It feels like déjà vu all over again. There is a COVID virus spreading and hitting the unvaccinated. There is also a debate about mask wearing. The difference is that now we have a vaccine. It is the fault of those who refused to get the vaccine and not wear a mask that we are now in this predicament.

It is going to be 1,551 years since the destruction of the second Beis Hamikdash, the Holy Temple. I cannot imagine that the generation of the destruction would have had any idea that the third Temple would not have been built after so many years. There was only a seventy-year gap between the destruction of the first Temple and the construction of the second Temple.

 There has been criticism about the Netflix series “My Unorthodox Life,” including that it wrongfully puts Orthodox Jewry in a bad light. There are also claims of antisemitism. I do not subscribe to Netflix and have no plans to do so. Therefore, I must rely on others’ description of the show.

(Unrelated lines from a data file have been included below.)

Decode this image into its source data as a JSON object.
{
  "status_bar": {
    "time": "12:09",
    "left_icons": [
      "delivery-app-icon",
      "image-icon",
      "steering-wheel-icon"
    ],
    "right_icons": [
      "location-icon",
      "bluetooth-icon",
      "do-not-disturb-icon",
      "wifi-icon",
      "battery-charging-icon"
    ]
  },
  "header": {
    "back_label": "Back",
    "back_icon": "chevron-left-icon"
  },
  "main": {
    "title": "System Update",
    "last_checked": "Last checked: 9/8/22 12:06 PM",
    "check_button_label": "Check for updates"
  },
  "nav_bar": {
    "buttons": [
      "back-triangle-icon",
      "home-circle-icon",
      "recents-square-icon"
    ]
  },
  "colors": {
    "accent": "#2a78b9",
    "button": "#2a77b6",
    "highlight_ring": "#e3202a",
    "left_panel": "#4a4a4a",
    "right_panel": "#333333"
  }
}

I agree with Moshe Hill that it is unfortunate that athletes who represent our country do not show the proper respect and feel that they need to make a political statement. I wish that this were the biggest problem in which our stature is being diminished abroad. 

 One week ago marked the first time that an Orthodox Jewish player was chosen in the Major League Baseball draft. There were actually two players chosen: Jacob Steinmetz, who went to HAFTR, and Elie Kligman, from Las Vegas. Steinmetz, a pitcher, was picked in the third round by the Arizona Diamondbacks, and Kligman, who is looking to become a catcher, was picked in the twentieth and final round by the Washington Nationals. It is reported that Steinmetz plans to immediately go into professional ball while Kligman will go to college.

In his book on the parshah, Rabbi Mordechai Katz explained why the Torah reading was named after Balak, the King of Moav, instead of Bilam, the prophet. Balak had one good attribute: honesty. “He made no attempt to conceal his hatred of the Israelites. At least everyone knew where he stood.” In contrast, Bilam “pretended to be a holy man and to aspire to fulfill only Hashem’s desires.” His conduct indicated otherwise.